The American Sociological Association has presented one of its top honors, the 2012 Cox-Johnson-Frazier Award, to UVM Professor Emeritus James Loewen.

Oliver C. Cox, Charles S. Johnson and E. Franklin Frazier, the individuals for whom the award is named, were African Americans who put their scholarship in the service of social justice with an eye toward advancing the status of disadvantaged populations, broadening the views of society and improving global conditions.

In recognition of their lifetime efforts, the ASA annually names an individual or institution that has performed outstanding work to forward human rights and social justice issues with an emphasis on African Americans or populations who have experienced similar historical racial discrimination.

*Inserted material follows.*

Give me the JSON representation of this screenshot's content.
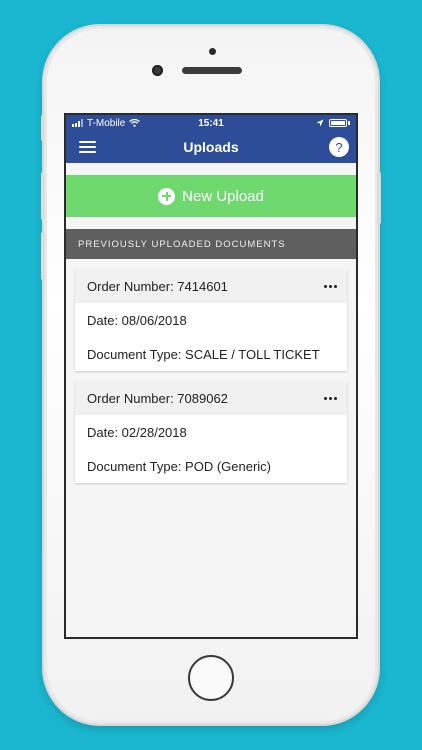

In his lifelong commitment to racial justice, Loewen has brought his rigorous work as a scholar into the public sphere where he has made a broad and powerful impact. His work dates back to 1963 when, as an undergraduate at Mississippi State University, he became interested in the immigrant Chinese American population in the Mississippi Delta, a topic he pursued as a Harvard dissertation and eventually turned into his first book, The Mississippi Chinese: Between Black and White.

Returning to the state in 1968 as an assistant professor of sociology at the historically black Tougaloo College, Loewen put together a team of students and professors to write a new history for high school students, Mississippi: Conflict and Change. When the state found the book too frank in its treatment of race, Loewen became lead plaintiff in a federal lawsuit which he won in 1980, one of nine cases establishing the “Right to Read Freely” according to the American Library Association.

In 1976 Loewen joined the University of Vermont faculty where, during his twenty-year tenure, he taught innovative courses on the sociology of race relations.

“He was one of those interesting characters, deeply formed by the civil rights movement in the ‘60s,” says Thomas Streeter, professor and chair of sociology. “He inspired several generations of sociology students to care about the underprivileged in society and often to go out and do something about it.”

After retiring from UVM Loewen authored the award-winning Lies My Teacher Told Me, a critique of the ways that high school history texts distort facts about racial discrimination and inequality, a book that’s sold over one million copies since it was published in 1995. 

In 2005 Loewen wrote Sundown Towns: A Hidden Dimension of American Racism about the places all across this country where African Americans were – in some cases still are – plainly not welcome. A review in The Washington Post says that, “for its meticulous research and passionate chronicling of the complex and often shocking history of whites-only communities, Sundown Towns deserves to become an instant classic in the fields of American race relations, urban studies and cultural geography.”

The ASA, in its award citation, credits Loewen with forty years of service exposing the causes and costs of racial discrimination.